Will Higher Taxes Solve Springfield’s Problems?
In May, Springfield voters approved a temporary income-tax increase. It raises the city’s tax rate from 2% to 2.4% for a period of 5 and 1/2 years.
But that wasn’t the first time the city asked residents for more money. A tax hike was also on the ballot in November of 2016. At the time, Springfield City Manager Jim Bodenmiller told voters that he would have to cut city services if the increase wasn’t approved.
He wasn’t bluffing. The tax increase failed in 2016, and the city started slashing services.
“We had to close a fire station,” Bodenmiller says. “We had to close the police substation. We had to layoff some employees, on top of already having reduced 135 people over the last 10 or 12 years.”
After making those cuts, the city put a tax increase on the ballot again, just six months later. It passed, and the city started restoring and increasing services.
“We’ve since opened the police station back up. We’ve open the fire station back up. We’ve brought a couple of the employees back,” Bodenmiller says. “We’re in the process of hiring six additional police officers for the safe streets task force, and we told people we’re going to put $2 million a year in neighborhood streets.”
If that’s not enough good news, the city’s 2018 budget includes a surplus—something Springfield hasn’t had in eight years.
But if it sounds too good to be true, there’s a reason. This is a temporary fix, and in addition to the new tax rate, Springfield limits the amount of tax credit it gives to residents who pay income tax to other cities. That means even bigger tax bills for some people.
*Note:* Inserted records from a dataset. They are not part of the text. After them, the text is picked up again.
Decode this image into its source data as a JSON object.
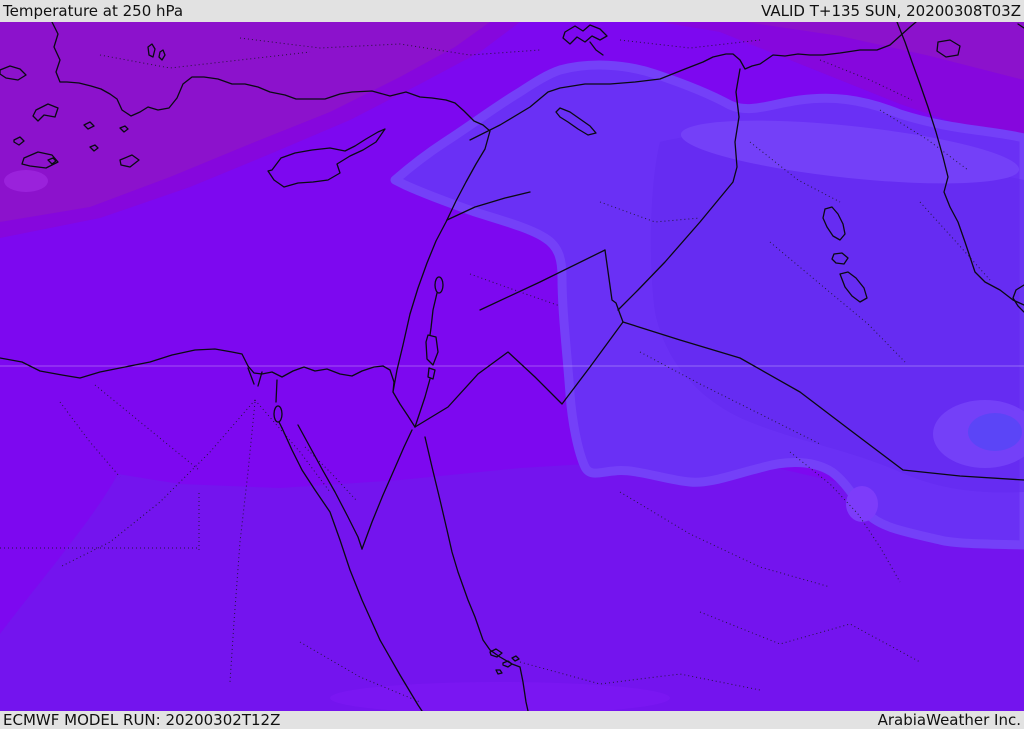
{
  "header": {
    "title": "Temperature at 250 hPa",
    "valid_label": "VALID T+135 SUN, 20200308T03Z"
  },
  "footer": {
    "model_run": "ECMWF MODEL RUN: 20200302T12Z",
    "credit": "ArabiaWeather Inc."
  },
  "map": {
    "description": "ECMWF 250 hPa temperature forecast filled-contour map over the Middle East and Eastern Mediterranean",
    "palette": {
      "band_warmest": "#8c12cc",
      "band_warm": "#8607dd",
      "band_main_violet": "#7d08f0",
      "band_south_violet": "#7414ee",
      "band_cool_blue": "#6a30f5",
      "band_cool_fringe": "#7440f8",
      "band_cool_core": "#6229ee",
      "band_coolest": "#5b45f7",
      "blob_light_violet": "#9a22db",
      "blob_bottom_light": "#7e17f5",
      "hook_light": "#7d3cfa",
      "border_line": "#0a0a12",
      "admin_line": "#15151f",
      "graticule": "rgba(255,255,255,0.30)",
      "bar_bg": "#e2e2e2",
      "bar_text": "#111111"
    }
  }
}
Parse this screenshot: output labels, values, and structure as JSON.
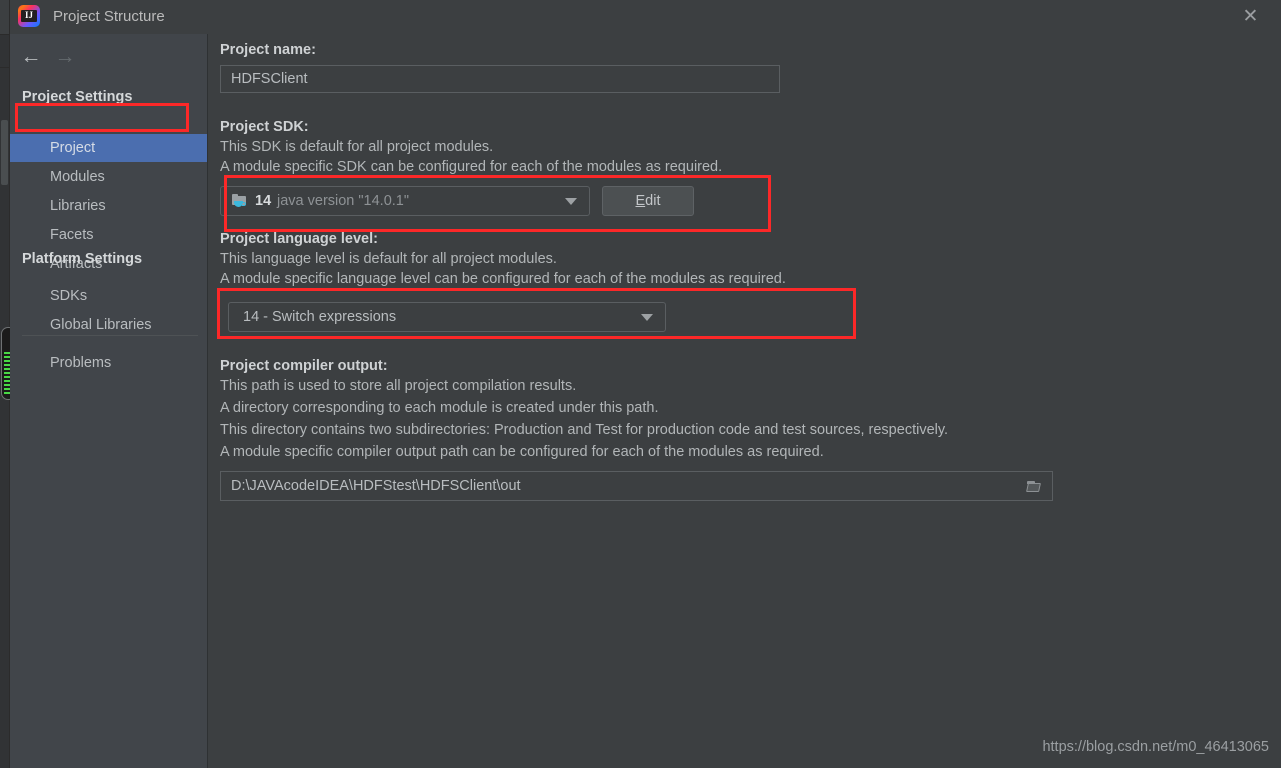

A Springfield resident who works in Dayton and pays income tax to Dayton could end up shelling out 3.7% of their income between both cities. And, of course, that’s in addition to state and federal taxes.
Attorney Dan Harkins worked with a group called Citizens for Responsible Springfield City Government to defeat the tax increase in 2016. Harkins says a higher tax rate isn’t a great selling point for potential residents:
“The city, by increasing its tax rate and then also limiting the credit allowed for taxes paid to other municipalities, has rendered itself uncompetitive with respect to a demographic of younger individuals who might want to live here because the housing stock is less expensive, but from a cost perspective, it’s more expensive to live here.”
Like other cities in the Miami Valley, Springfield lost a lot of jobs during the Great Recession. New jobs have replaced many of the old ones, but they don’t pay as much. Instead of $20 or $25 an hour, some pay $10 or $12 an hour. At the same time, the population has been dwindling, and the state government has been giving Springfield significantly less money. And Bodenmiller notes that the city no longer gets estate tax, which brought in roughly a million dollars a year. Meanwhile, the city still provides most of its own services.
How would Harkins fix Springfield’s economic woes? He points to neighboring states that have cut costs by merging services.
Harkins says “if you go to Lexington or Indianapolis, local government has been consolidated into a county-wide government. They have become much more competitive: They have lower taxes, more robust economic growth.”
In 2016, Springfield hired a consulting firm to look into the city’s finances. The firm suggested the city actively pursue cost cutting measures. Their ideas included things like moving the 911 call center out of the city government, finding contractors for income tax collection and code enforcement, and consolidating the municipal and commons pleas courts. Officials say that the courts are not interested in merging, but that the city is pursuing other suggestions in the report.
Dan Martin was on the Springfield City Council for 20 years. He retired in December. Martin was for the tax increase. He says it was necessary to keep essential services in place, but he also says the city needs to be prepared for when the temporary tax increase runs out.
“We need to look at ways to consolidate and right size the operations of the city given that we were a city of 82,000 or 83,000, and now we’re a city of 59,000. It’s just not going to be sustainable to keep asking for additional taxes as a way to resolve some of those issues.”
Like Harkins, Martin points to Indiana and Kentucky as examples of places where consolidation of utilities and other services have helped cites with budget issues, and he urged the council to open those types of talks.
“Even if you’re not doing 100% full-bore metro-government, I think at the local level, the players have to be having a conversation—a heart to heart conversation—about what services we’re providing, who’s best equipped to provide them, and who’s able to do it at the most efficient cost.”
Right now, City Manager Jim Bodenmiller is focused on restoring essential services. He says that much of the city’s equipment is aging, and that it’s expensive to replace.
“A fire truck, a ladder truck, is a million dollars,” he says. “A medic unit? Sometimes two or three hundred thousand dollars. So, we’re bringing three brand new medic units in that we put on order, a new rescue truck, five police cruisers. We’re investing back in the city, just like we promised.”
Some of that new equipment will be leased instead of purchased, to cut maintenance costs, but the city will have to find other ways to reduce spending and create revenue. Otherwise, Springfield may be asking voters for more money again in five years.